Provided data
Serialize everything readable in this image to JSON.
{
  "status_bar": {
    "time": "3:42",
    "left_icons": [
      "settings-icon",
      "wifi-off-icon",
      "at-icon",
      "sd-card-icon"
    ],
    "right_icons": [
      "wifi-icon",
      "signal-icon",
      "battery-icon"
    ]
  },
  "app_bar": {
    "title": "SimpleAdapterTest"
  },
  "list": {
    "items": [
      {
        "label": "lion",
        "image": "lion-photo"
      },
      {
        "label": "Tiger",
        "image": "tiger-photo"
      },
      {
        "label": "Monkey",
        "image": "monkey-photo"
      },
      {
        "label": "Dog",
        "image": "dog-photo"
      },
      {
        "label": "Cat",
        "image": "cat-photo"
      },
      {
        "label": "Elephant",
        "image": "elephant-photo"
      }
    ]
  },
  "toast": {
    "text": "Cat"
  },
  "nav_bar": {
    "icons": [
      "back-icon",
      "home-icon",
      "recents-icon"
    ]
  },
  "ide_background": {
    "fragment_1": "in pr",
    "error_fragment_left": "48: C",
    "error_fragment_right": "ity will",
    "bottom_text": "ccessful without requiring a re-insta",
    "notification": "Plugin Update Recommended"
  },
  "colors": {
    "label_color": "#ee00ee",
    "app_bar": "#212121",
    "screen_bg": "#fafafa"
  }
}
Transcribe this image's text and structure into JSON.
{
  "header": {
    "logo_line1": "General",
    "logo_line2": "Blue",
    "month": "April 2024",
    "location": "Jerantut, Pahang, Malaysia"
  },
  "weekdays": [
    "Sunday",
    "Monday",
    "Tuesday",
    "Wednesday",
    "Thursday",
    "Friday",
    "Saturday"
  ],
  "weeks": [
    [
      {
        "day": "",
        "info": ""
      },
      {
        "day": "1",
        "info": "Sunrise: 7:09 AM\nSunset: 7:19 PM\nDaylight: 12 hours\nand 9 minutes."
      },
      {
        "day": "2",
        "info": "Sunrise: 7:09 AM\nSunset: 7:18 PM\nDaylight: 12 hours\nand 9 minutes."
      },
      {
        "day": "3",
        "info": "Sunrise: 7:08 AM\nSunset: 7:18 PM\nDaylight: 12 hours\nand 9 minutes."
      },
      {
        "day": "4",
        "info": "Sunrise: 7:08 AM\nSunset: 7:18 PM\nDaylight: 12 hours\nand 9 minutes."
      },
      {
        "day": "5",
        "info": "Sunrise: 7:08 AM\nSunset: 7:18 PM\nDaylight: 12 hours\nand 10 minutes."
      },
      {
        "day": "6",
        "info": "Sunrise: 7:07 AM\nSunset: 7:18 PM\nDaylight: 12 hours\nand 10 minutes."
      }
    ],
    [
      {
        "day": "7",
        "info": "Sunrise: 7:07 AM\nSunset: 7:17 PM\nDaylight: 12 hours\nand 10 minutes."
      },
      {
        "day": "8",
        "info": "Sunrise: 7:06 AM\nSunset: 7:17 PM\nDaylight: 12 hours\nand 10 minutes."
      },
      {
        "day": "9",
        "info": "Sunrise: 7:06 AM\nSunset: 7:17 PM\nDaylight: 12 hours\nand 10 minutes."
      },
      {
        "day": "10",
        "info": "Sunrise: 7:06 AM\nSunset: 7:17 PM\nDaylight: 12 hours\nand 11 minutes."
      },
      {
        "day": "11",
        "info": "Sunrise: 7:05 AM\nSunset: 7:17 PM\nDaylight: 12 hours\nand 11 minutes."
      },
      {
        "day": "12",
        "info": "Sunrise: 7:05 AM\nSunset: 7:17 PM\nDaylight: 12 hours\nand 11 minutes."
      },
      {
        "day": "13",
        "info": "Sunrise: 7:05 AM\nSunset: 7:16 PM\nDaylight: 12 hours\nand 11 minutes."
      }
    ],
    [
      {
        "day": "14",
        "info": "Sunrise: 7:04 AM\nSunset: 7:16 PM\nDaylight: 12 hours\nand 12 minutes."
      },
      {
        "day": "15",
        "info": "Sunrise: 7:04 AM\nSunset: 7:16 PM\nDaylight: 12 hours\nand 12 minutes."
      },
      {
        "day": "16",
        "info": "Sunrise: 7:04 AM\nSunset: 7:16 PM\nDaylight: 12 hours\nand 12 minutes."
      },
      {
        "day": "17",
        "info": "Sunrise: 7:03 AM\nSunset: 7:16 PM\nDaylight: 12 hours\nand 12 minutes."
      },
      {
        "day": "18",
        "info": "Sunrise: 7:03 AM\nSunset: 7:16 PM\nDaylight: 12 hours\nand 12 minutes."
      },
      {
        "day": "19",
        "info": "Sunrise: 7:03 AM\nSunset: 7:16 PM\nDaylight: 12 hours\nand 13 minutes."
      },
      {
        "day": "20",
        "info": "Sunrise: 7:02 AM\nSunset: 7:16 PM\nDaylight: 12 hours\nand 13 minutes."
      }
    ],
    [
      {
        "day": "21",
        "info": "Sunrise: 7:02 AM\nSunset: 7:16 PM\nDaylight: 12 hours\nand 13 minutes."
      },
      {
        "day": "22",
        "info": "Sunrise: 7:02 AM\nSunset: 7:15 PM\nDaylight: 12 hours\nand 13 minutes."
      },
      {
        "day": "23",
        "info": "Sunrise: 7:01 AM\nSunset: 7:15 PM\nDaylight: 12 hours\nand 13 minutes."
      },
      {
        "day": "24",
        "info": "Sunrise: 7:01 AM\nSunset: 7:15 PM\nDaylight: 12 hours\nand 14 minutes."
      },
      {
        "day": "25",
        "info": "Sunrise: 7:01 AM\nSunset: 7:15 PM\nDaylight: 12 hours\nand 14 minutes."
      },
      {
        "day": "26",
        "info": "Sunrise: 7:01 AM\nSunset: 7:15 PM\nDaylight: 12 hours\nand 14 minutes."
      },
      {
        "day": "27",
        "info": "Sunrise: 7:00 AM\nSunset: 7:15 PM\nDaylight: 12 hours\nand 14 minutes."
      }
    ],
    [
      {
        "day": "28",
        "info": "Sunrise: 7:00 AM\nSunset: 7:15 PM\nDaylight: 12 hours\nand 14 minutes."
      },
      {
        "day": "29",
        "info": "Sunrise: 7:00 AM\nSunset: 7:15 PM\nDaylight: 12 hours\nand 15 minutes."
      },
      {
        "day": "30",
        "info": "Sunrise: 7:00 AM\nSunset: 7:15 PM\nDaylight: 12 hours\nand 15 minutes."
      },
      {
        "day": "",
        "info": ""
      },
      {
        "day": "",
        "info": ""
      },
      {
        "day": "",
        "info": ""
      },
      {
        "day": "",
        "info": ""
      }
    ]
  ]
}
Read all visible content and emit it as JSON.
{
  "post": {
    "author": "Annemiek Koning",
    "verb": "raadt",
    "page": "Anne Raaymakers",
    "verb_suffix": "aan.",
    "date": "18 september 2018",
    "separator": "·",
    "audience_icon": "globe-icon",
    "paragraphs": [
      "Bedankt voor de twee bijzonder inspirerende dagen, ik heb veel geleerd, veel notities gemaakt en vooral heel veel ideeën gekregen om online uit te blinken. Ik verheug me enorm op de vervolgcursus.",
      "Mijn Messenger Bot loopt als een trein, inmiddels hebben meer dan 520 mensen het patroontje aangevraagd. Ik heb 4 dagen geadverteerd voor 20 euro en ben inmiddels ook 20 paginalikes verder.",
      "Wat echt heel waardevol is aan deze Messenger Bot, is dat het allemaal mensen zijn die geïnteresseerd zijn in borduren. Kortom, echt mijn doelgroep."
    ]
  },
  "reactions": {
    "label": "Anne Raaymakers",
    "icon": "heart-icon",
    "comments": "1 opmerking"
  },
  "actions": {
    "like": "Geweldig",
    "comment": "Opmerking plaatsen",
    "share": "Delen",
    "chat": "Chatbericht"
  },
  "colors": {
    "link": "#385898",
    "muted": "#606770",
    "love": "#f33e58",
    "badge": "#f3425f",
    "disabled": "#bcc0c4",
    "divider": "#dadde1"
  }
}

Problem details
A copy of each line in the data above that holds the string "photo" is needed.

Reply to the exercise
        "image": "lion-photo"
        "image": "tiger-photo"
        "image": "monkey-photo"
        "image": "dog-photo"
        "image": "cat-photo"
        "image": "elephant-photo"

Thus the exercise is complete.